Helping Students Remember
We hope you’ll return to classes next week refreshed and energized. After a week away (possibly a week full of experiences more intense than classwork), our students, on the other hand, may have begun to forget what they were learning before they left. It can be difficult for them to regain focus after spring break, but we can help to “interrupt their forgetting” by asking them to think back and reconstruct what they learned in the first months of the semester.
Researchers studying a phenomenon called the testing effect have established that“retrieval practice” improves memory and learning (i.e. Roediger and Karpicke, 2006). Summoning new knowledge from memory strengthens neural connections and enhances long-term retention; it’s far more effective than common study strategies like rereading and reviewing notes. You don’t actually have to give a test in order to harness the testing effect: you just need to prompt students to retrieve—and use–the important concepts they still need to be building. Here are a few suggestions for bolstering students’ memories:
- Give an (ungraded) recall quiz. The first weeks of class probably seem like a long time ago, but it’s important that students think back to what they were studying then, so they see the connections to what they’re studying now. You can also make this a game, like Jeopardy.
- Have students reflect on what they’ve learned so far. You can ask them to identify two or three fundamental concepts they want to use in the future, or think about how they can apply the material in new contexts. This can also prompt them to consider how and why they value what they’ve learned and are learning.
- Have students create a timeline of the course. This is useful not just for prompting students’ memories, but for helping them trace connections amongst concepts and skills. When they have to consider what we did first, and why, they can begin to make meaning of what might be a barrage of new content.
- Have students create their own study guides. Asking students to determine which concepts are most important (and, as always, why) is good practice in self-regulated learning (Nilson, 2013).
There’s one very important proviso. Students will remember what we test, so be sure to test the most important concepts. If we quiz on minutiae, students will remember minutiae, at the expense of the major concepts.
If you’d like to think more about creating opportunities for retrieval practice, we’re happy to help. We look forward to working with you!

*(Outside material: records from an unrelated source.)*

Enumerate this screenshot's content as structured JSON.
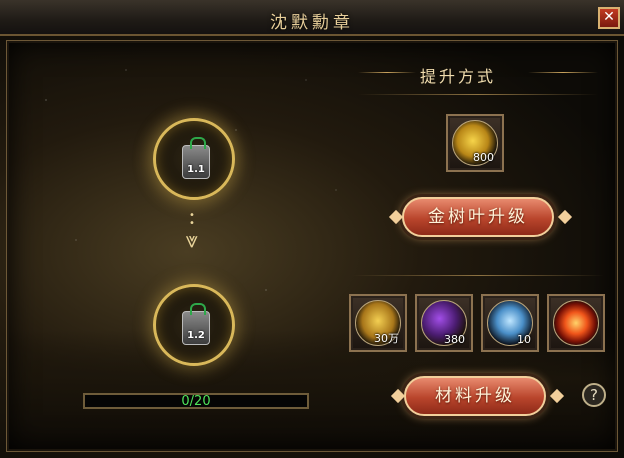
{
  "window": {
    "title": "沈默勳章",
    "close_glyph": "✕"
  },
  "left": {
    "medal_current": {
      "level": "1.1"
    },
    "medal_next": {
      "level": "1.2"
    },
    "progress": {
      "text": "0/20",
      "current": 0,
      "max": 20
    }
  },
  "right": {
    "section_title": "提升方式",
    "gold_leaf_cost": {
      "count": "800",
      "icon": "gold-leaf-icon"
    },
    "gold_leaf_button": "金树叶升级",
    "materials": [
      {
        "icon": "gold-ingot-icon",
        "count": "30万"
      },
      {
        "icon": "purple-crystal-icon",
        "count": "380"
      },
      {
        "icon": "blue-crystal-icon",
        "count": "10"
      },
      {
        "icon": "fire-orb-icon",
        "count": ""
      }
    ],
    "material_button": "材料升级",
    "help_glyph": "?"
  },
  "colors": {
    "accent_gold": "#d9b85a",
    "button_red": "#b9452c",
    "progress_text": "#4fe35a"
  }
}
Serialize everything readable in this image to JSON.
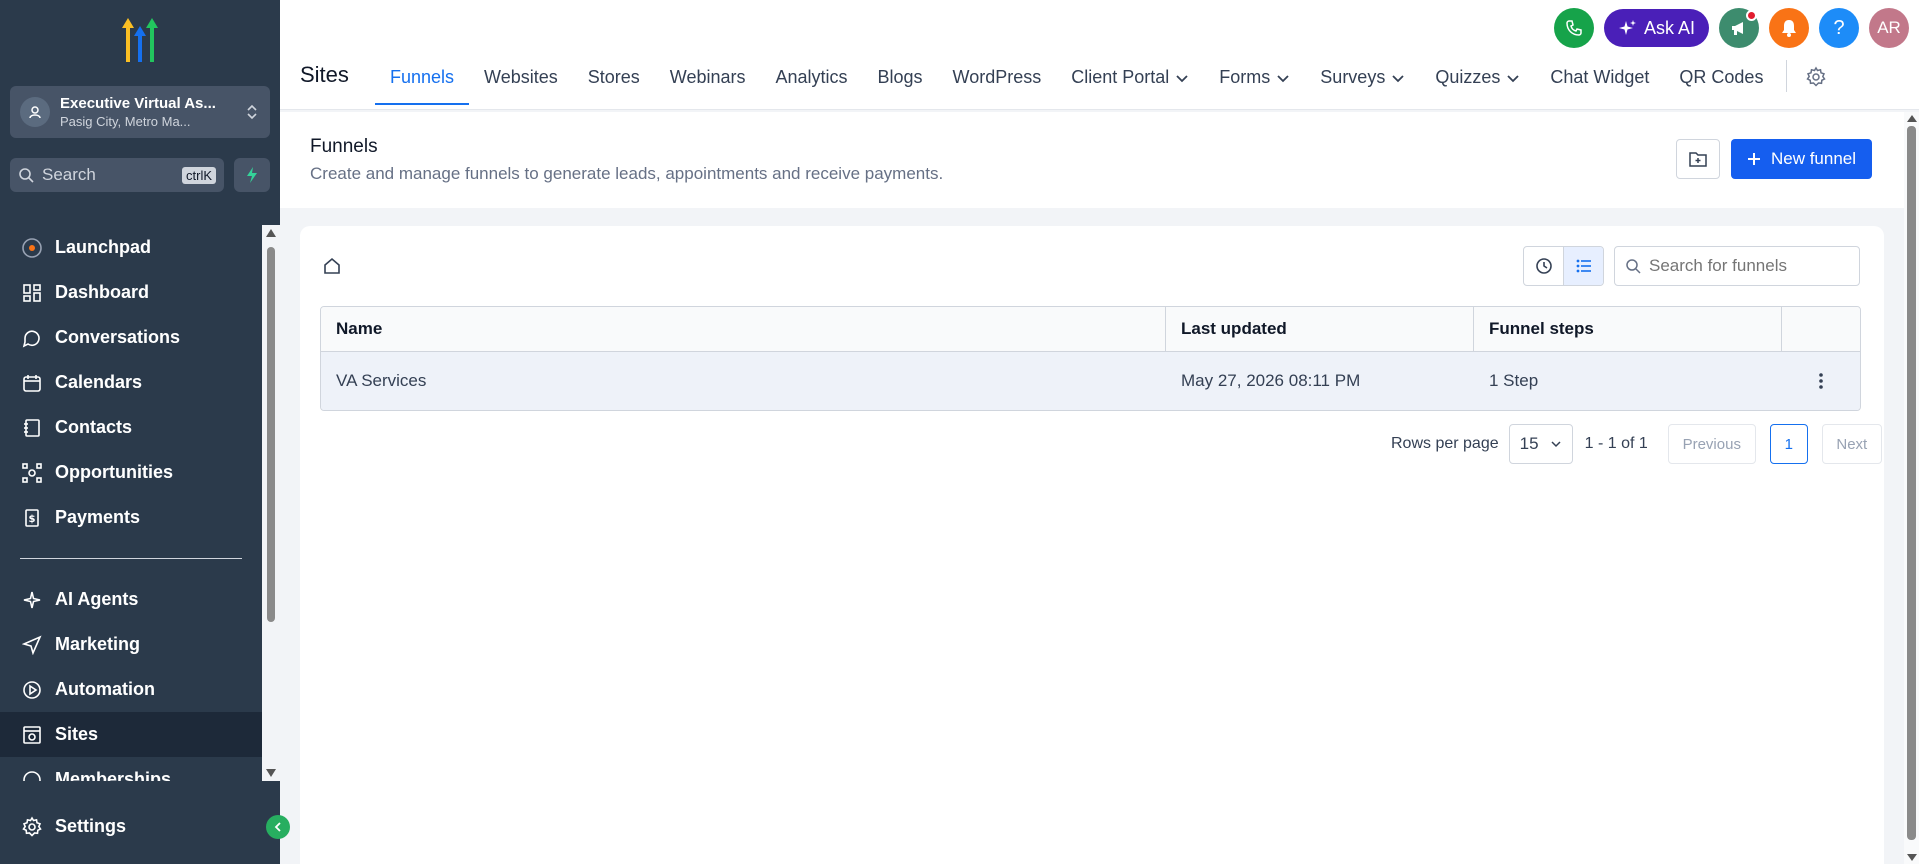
{
  "sidebar": {
    "account": {
      "name": "Executive Virtual As...",
      "location": "Pasig City, Metro Ma..."
    },
    "search": {
      "placeholder": "Search",
      "shortcut": "ctrlK"
    },
    "items": [
      {
        "label": "Launchpad",
        "icon": "launchpad-icon"
      },
      {
        "label": "Dashboard",
        "icon": "dashboard-icon"
      },
      {
        "label": "Conversations",
        "icon": "chat-icon"
      },
      {
        "label": "Calendars",
        "icon": "calendar-icon"
      },
      {
        "label": "Contacts",
        "icon": "contacts-icon"
      },
      {
        "label": "Opportunities",
        "icon": "opportunities-icon"
      },
      {
        "label": "Payments",
        "icon": "payments-icon"
      }
    ],
    "items2": [
      {
        "label": "AI Agents",
        "icon": "sparkle-icon"
      },
      {
        "label": "Marketing",
        "icon": "send-icon"
      },
      {
        "label": "Automation",
        "icon": "automation-icon"
      },
      {
        "label": "Sites",
        "icon": "sites-icon",
        "active": true
      },
      {
        "label": "Memberships",
        "icon": "memberships-icon"
      }
    ],
    "settings_label": "Settings"
  },
  "topbar": {
    "ask_ai": "Ask AI",
    "avatar_initials": "AR",
    "help": "?"
  },
  "header": {
    "title": "Sites",
    "tabs": [
      {
        "label": "Funnels",
        "active": true
      },
      {
        "label": "Websites"
      },
      {
        "label": "Stores"
      },
      {
        "label": "Webinars"
      },
      {
        "label": "Analytics"
      },
      {
        "label": "Blogs"
      },
      {
        "label": "WordPress"
      },
      {
        "label": "Client Portal",
        "dropdown": true
      },
      {
        "label": "Forms",
        "dropdown": true
      },
      {
        "label": "Surveys",
        "dropdown": true
      },
      {
        "label": "Quizzes",
        "dropdown": true
      },
      {
        "label": "Chat Widget"
      },
      {
        "label": "QR Codes"
      }
    ]
  },
  "page": {
    "title": "Funnels",
    "subtitle": "Create and manage funnels to generate leads, appointments and receive payments.",
    "new_button": "New funnel",
    "search_placeholder": "Search for funnels"
  },
  "table": {
    "columns": [
      "Name",
      "Last updated",
      "Funnel steps",
      ""
    ],
    "rows": [
      {
        "name": "VA Services",
        "updated": "May 27, 2026 08:11 PM",
        "steps": "1 Step"
      }
    ]
  },
  "pagination": {
    "rows_per_page_label": "Rows per page",
    "rows_per_page": "15",
    "range": "1 - 1 of 1",
    "previous": "Previous",
    "page": "1",
    "next": "Next"
  },
  "colors": {
    "sidebar_bg": "#2b3a4b",
    "accent": "#1570ef",
    "primary_button": "#155eef",
    "ask_ai": "#4a1fb8",
    "phone": "#16a34a",
    "megaphone": "#3d8c6e",
    "bell": "#f97316",
    "help": "#1d8cf8",
    "avatar": "#c2788a"
  }
}
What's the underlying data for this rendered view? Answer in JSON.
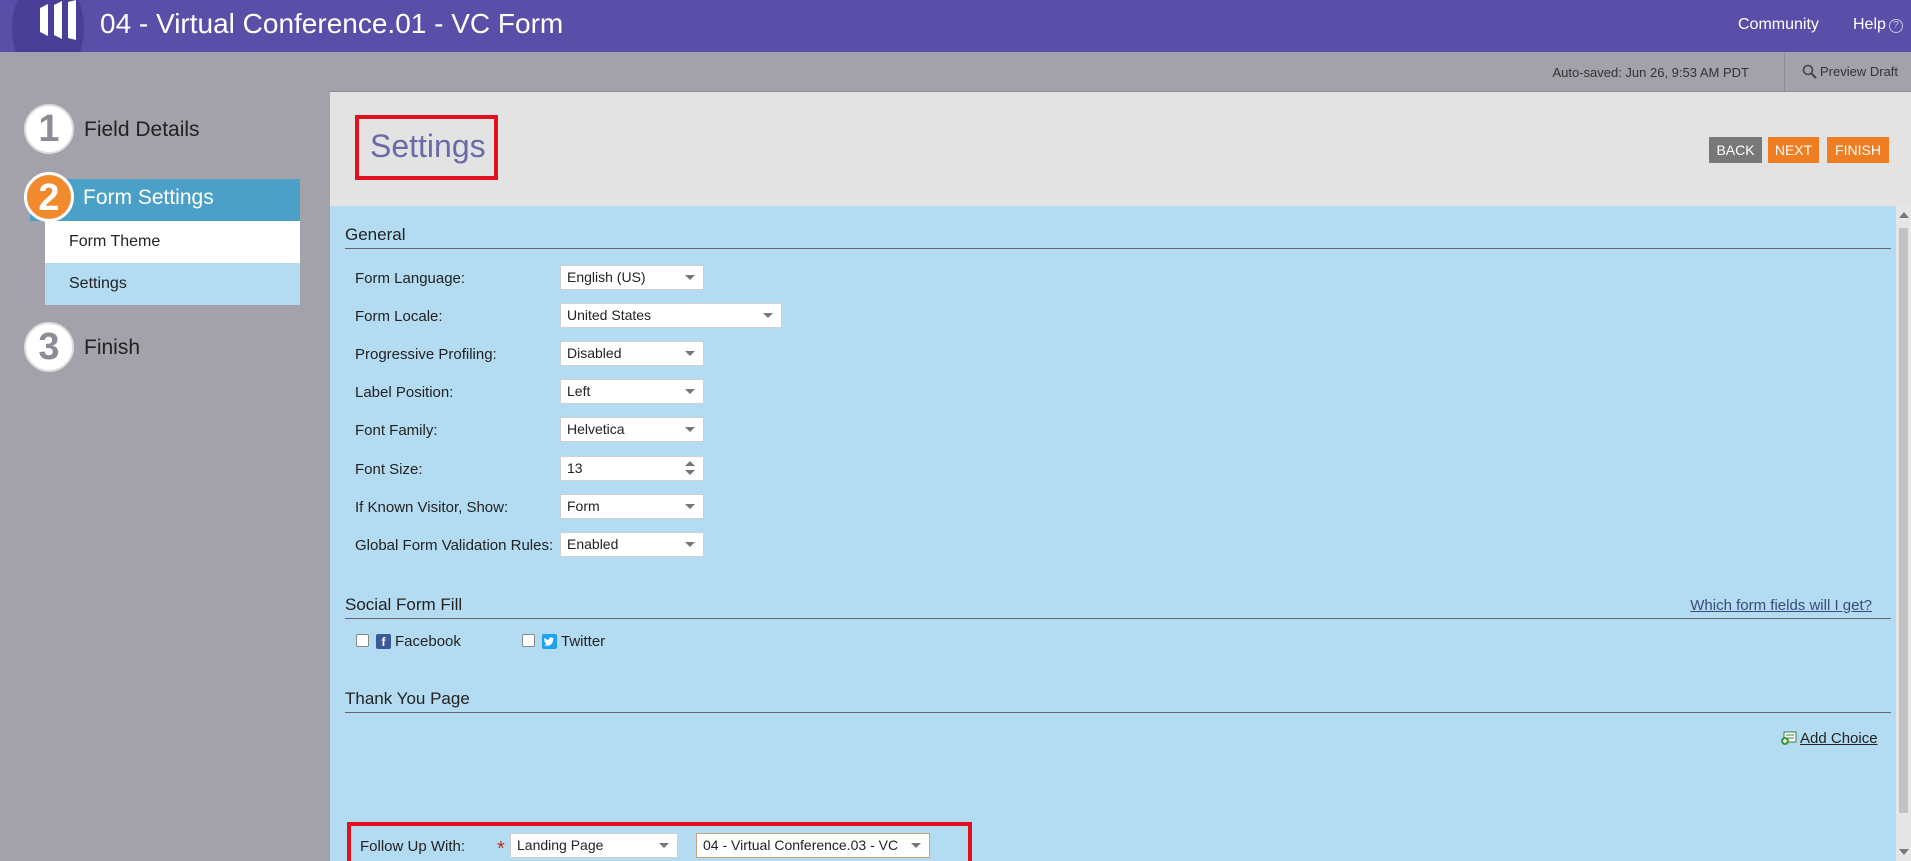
{
  "header": {
    "title": "04 - Virtual Conference.01 - VC Form",
    "community": "Community",
    "help": "Help",
    "help_icon_glyph": "?"
  },
  "sidebar": {
    "steps": [
      {
        "number": "1",
        "label": "Field Details"
      },
      {
        "number": "2",
        "label": "Form Settings"
      },
      {
        "number": "3",
        "label": "Finish"
      }
    ],
    "substeps": [
      {
        "label": "Form Theme"
      },
      {
        "label": "Settings"
      }
    ]
  },
  "toolbar": {
    "autosaved": "Auto-saved: Jun 26, 9:53 AM PDT",
    "preview": "Preview Draft"
  },
  "page": {
    "title": "Settings",
    "back": "BACK",
    "next": "NEXT",
    "finish": "FINISH"
  },
  "general": {
    "title": "General",
    "fields": [
      {
        "label": "Form Language:",
        "value": "English (US)"
      },
      {
        "label": "Form Locale:",
        "value": "United States"
      },
      {
        "label": "Progressive Profiling:",
        "value": "Disabled"
      },
      {
        "label": "Label Position:",
        "value": "Left"
      },
      {
        "label": "Font Family:",
        "value": "Helvetica"
      },
      {
        "label": "Font Size:",
        "value": "13"
      },
      {
        "label": "If Known Visitor, Show:",
        "value": "Form"
      },
      {
        "label": "Global Form Validation Rules:",
        "value": "Enabled"
      }
    ]
  },
  "social": {
    "title": "Social Form Fill",
    "link": "Which form fields will I get?",
    "facebook": "Facebook",
    "facebook_glyph": "f",
    "twitter": "Twitter",
    "facebook_checked": false,
    "twitter_checked": false
  },
  "thankyou": {
    "title": "Thank You Page",
    "add_choice": "Add Choice",
    "follow_label": "Follow Up With:",
    "required_mark": "*",
    "follow_type": "Landing Page",
    "follow_target": "04 - Virtual Conference.03 - VC"
  },
  "colors": {
    "header_bg": "#5a4fa8",
    "sidebar_bg": "#a3a1a9",
    "active_step": "#4ba0c8",
    "step_badge": "#f08a2c",
    "content_bg": "#b3dcf2",
    "primary_btn": "#ef7d22",
    "highlight": "#e0101e"
  }
}
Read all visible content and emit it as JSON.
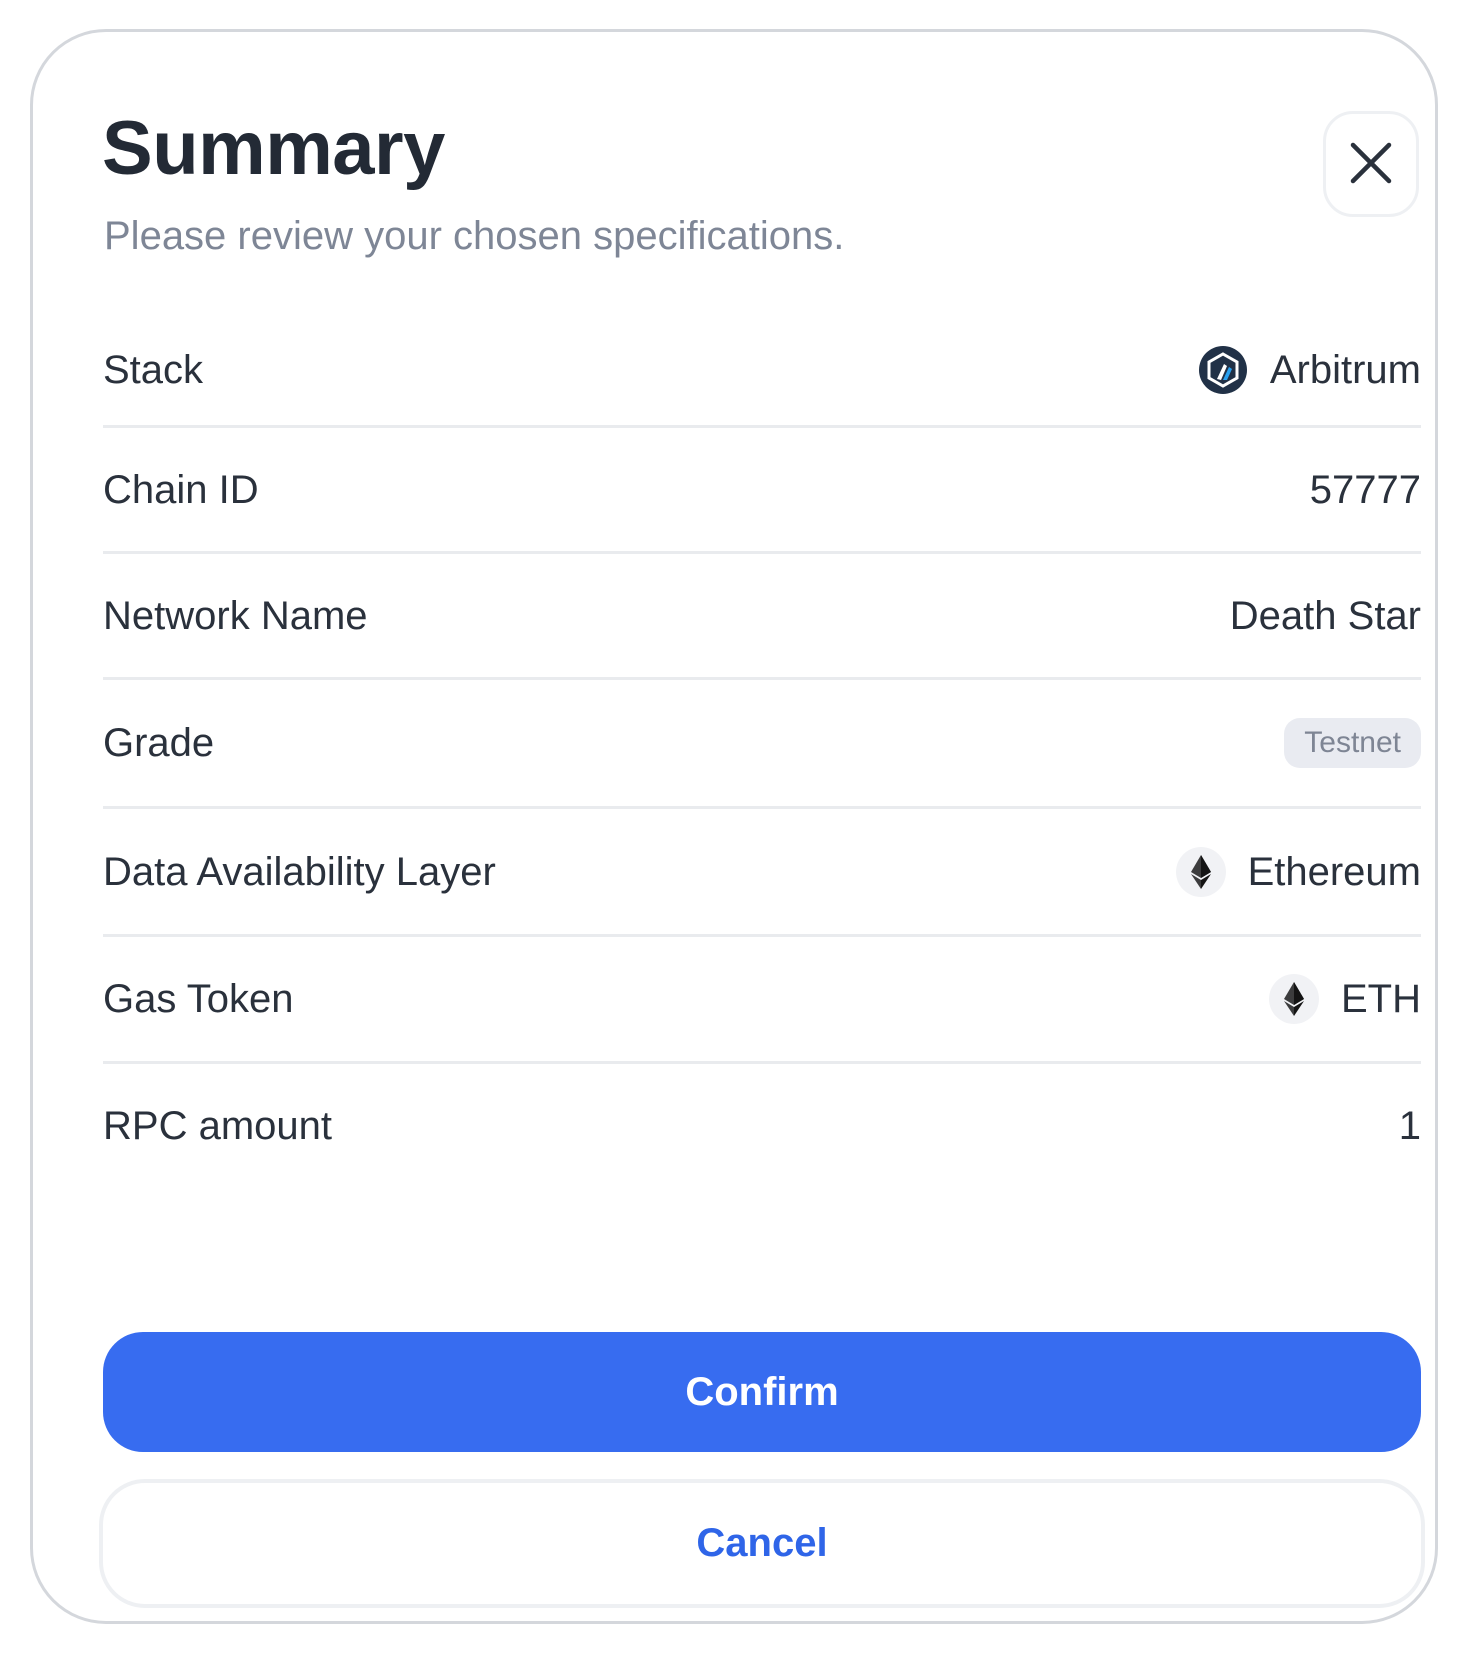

The Center for the Advancement of Teaching is pleased to be partnering with the Critical Thinking Initiative, Florida State University Libraries, and the Oglesby Union for the 2019 Critical Thinking Symposium: Truth and Misinformation in Media from April 1-4, 2019.
We are happy to welcome Glenn Kessler from The Washington Post as this year’s keynote speaker. For a full list of programs, please visit https://criticalthinking.fsu.edu/2019-program/.
We invite you to attend our roundtable and the other events for faculty, postdocs, and TAs!
Roundtable Discussion: Teaching in a Post-Truth Culture
Tuesday, April 2nd, 2:30 – 4:00 p.m., in Westcott 201
Facilitators: Leslie Richardson and Jen Bartman
When it’s becoming increasingly difficult for students—and citizens—to decide what to believe, our responsibilities as college faculty have never been more pressing: If we don’t teach our students to think critically, who will? In this roundtable discussion, we will explore and discuss our current “post-truth” culture, our beliefs about the role of a university in such a time, and what this role means for our teaching, including how we might prepare our students to be savvy citizens and critical consumers of information. All faculty, postdocs, and teaching assistants are welcome to join us for a timely discussion and light refreshments.
Click here to RSVP. Responses are appreciated but not required. Thank you!
Faculty Panel: Critical Thinking Across Contexts
Wednesday, April 3rd, 2:00-3:00 p.m., in Strozier Library Bradley Reading Room
Panel Presentations with Q&A / Moderated by Jonathan Daso
In this panel, three faculty from across the university will discuss how they support critical thinking in the unique contexts of their disciplines and beyond. Arienne Ferchaud, from the School of Communication; Richard Morris, from the School of Communication Science and Disorders; and Marlo Ransdell, from the Department of Interior Architecture and Design will each give a brief talk about their teaching, followed by a Q&A and discussion with the audience.
TA Panel: Critical Thinking in Lower Division Classes
Wednesday, April 3rd, 3:30-5:00 p.m., in Strozier Library Bradley Reading Room
Panel Presentations and Q&A with Program for Instructional Excellence (PIE) Associates: Vivianne Asturizaga (Music), Jeff Conley (Economics), Kate Hill (Biology), Amanda Kowalosky (Psychology), and Joshua Tanis (Music).
A panel of experienced TAs from various disciplines will discuss how they encourage and embed critical thinking in their courses. There will also be time for question and answers.Pre-registration is encouraged, but not required.